> _Work to be completed_:
The answer must be an exact copy of all the data below.

> _Material shown_:
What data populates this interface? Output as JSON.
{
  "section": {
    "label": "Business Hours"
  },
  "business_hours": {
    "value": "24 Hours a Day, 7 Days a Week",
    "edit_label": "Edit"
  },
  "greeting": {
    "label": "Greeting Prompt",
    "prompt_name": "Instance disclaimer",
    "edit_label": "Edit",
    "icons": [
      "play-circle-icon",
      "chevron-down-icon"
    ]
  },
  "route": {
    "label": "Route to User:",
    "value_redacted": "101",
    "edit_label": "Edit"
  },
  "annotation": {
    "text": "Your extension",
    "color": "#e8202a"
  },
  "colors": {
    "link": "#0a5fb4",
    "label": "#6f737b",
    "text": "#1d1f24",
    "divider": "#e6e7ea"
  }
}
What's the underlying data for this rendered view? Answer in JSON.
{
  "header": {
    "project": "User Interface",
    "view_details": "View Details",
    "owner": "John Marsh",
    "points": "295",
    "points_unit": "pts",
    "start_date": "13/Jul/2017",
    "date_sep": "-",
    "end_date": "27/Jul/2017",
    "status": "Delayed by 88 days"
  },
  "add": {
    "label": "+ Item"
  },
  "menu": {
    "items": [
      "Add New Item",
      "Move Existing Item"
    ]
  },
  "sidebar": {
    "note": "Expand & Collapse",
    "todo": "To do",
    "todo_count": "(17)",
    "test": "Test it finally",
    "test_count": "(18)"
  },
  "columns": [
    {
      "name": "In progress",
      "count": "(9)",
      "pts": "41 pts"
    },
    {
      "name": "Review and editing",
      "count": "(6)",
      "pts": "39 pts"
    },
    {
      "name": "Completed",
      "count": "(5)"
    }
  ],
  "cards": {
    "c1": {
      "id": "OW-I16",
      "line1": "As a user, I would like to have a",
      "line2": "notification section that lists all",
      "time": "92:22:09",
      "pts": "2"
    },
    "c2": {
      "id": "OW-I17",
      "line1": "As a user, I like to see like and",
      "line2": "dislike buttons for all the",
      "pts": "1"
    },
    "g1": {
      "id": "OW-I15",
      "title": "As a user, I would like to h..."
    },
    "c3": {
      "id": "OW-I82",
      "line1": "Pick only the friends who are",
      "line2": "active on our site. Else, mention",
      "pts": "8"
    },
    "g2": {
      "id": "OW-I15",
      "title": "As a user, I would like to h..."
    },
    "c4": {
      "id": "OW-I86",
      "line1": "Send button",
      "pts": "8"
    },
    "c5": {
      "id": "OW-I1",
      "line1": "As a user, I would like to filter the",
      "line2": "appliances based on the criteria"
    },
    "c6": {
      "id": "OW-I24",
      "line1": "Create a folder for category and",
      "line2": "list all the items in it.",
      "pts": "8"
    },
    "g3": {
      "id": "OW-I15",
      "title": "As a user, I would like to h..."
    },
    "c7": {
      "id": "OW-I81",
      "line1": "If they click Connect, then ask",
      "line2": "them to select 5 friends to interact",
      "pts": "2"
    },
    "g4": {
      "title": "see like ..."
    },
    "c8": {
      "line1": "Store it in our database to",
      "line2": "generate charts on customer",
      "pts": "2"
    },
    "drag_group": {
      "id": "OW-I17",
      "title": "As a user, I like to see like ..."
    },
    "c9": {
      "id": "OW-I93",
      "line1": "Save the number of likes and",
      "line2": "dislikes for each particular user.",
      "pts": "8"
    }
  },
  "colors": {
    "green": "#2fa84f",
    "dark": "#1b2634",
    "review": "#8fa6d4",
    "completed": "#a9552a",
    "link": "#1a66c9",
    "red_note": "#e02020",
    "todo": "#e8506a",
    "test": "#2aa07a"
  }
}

> _Task output_:
What data populates this interface? Output as JSON.
{
  "section": {
    "label": "Business Hours"
  },
  "business_hours": {
    "value": "24 Hours a Day, 7 Days a Week",
    "edit_label": "Edit"
  },
  "greeting": {
    "label": "Greeting Prompt",
    "prompt_name": "Instance disclaimer",
    "edit_label": "Edit",
    "icons": [
      "play-circle-icon",
      "chevron-down-icon"
    ]
  },
  "route": {
    "label": "Route to User:",
    "value_redacted": "101",
    "edit_label": "Edit"
  },
  "annotation": {
    "text": "Your extension",
    "color": "#e8202a"
  },
  "colors": {
    "link": "#0a5fb4",
    "label": "#6f737b",
    "text": "#1d1f24",
    "divider": "#e6e7ea"
  }
}
What's the underlying data for this rendered view? Answer in JSON.
{
  "header": {
    "project": "User Interface",
    "view_details": "View Details",
    "owner": "John Marsh",
    "points": "295",
    "points_unit": "pts",
    "start_date": "13/Jul/2017",
    "date_sep": "-",
    "end_date": "27/Jul/2017",
    "status": "Delayed by 88 days"
  },
  "add": {
    "label": "+ Item"
  },
  "menu": {
    "items": [
      "Add New Item",
      "Move Existing Item"
    ]
  },
  "sidebar": {
    "note": "Expand & Collapse",
    "todo": "To do",
    "todo_count": "(17)",
    "test": "Test it finally",
    "test_count": "(18)"
  },
  "columns": [
    {
      "name": "In progress",
      "count": "(9)",
      "pts": "41 pts"
    },
    {
      "name": "Review and editing",
      "count": "(6)",
      "pts": "39 pts"
    },
    {
      "name": "Completed",
      "count": "(5)"
    }
  ],
  "cards": {
    "c1": {
      "id": "OW-I16",
      "line1": "As a user, I would like to have a",
      "line2": "notification section that lists all",
      "time": "92:22:09",
      "pts": "2"
    },
    "c2": {
      "id": "OW-I17",
      "line1": "As a user, I like to see like and",
      "line2": "dislike buttons for all the",
      "pts": "1"
    },
    "g1": {
      "id": "OW-I15",
      "title": "As a user, I would like to h..."
    },
    "c3": {
      "id": "OW-I82",
      "line1": "Pick only the friends who are",
      "line2": "active on our site. Else, mention",
      "pts": "8"
    },
    "g2": {
      "id": "OW-I15",
      "title": "As a user, I would like to h..."
    },
    "c4": {
      "id": "OW-I86",
      "line1": "Send button",
      "pts": "8"
    },
    "c5": {
      "id": "OW-I1",
      "line1": "As a user, I would like to filter the",
      "line2": "appliances based on the criteria"
    },
    "c6": {
      "id": "OW-I24",
      "line1": "Create a folder for category and",
      "line2": "list all the items in it.",
      "pts": "8"
    },
    "g3": {
      "id": "OW-I15",
      "title": "As a user, I would like to h..."
    },
    "c7": {
      "id": "OW-I81",
      "line1": "If they click Connect, then ask",
      "line2": "them to select 5 friends to interact",
      "pts": "2"
    },
    "g4": {
      "title": "see like ..."
    },
    "c8": {
      "line1": "Store it in our database to",
      "line2": "generate charts on customer",
      "pts": "2"
    },
    "drag_group": {
      "id": "OW-I17",
      "title": "As a user, I like to see like ..."
    },
    "c9": {
      "id": "OW-I93",
      "line1": "Save the number of likes and",
      "line2": "dislikes for each particular user.",
      "pts": "8"
    }
  },
  "colors": {
    "green": "#2fa84f",
    "dark": "#1b2634",
    "review": "#8fa6d4",
    "completed": "#a9552a",
    "link": "#1a66c9",
    "red_note": "#e02020",
    "todo": "#e8506a",
    "test": "#2aa07a"
  }
}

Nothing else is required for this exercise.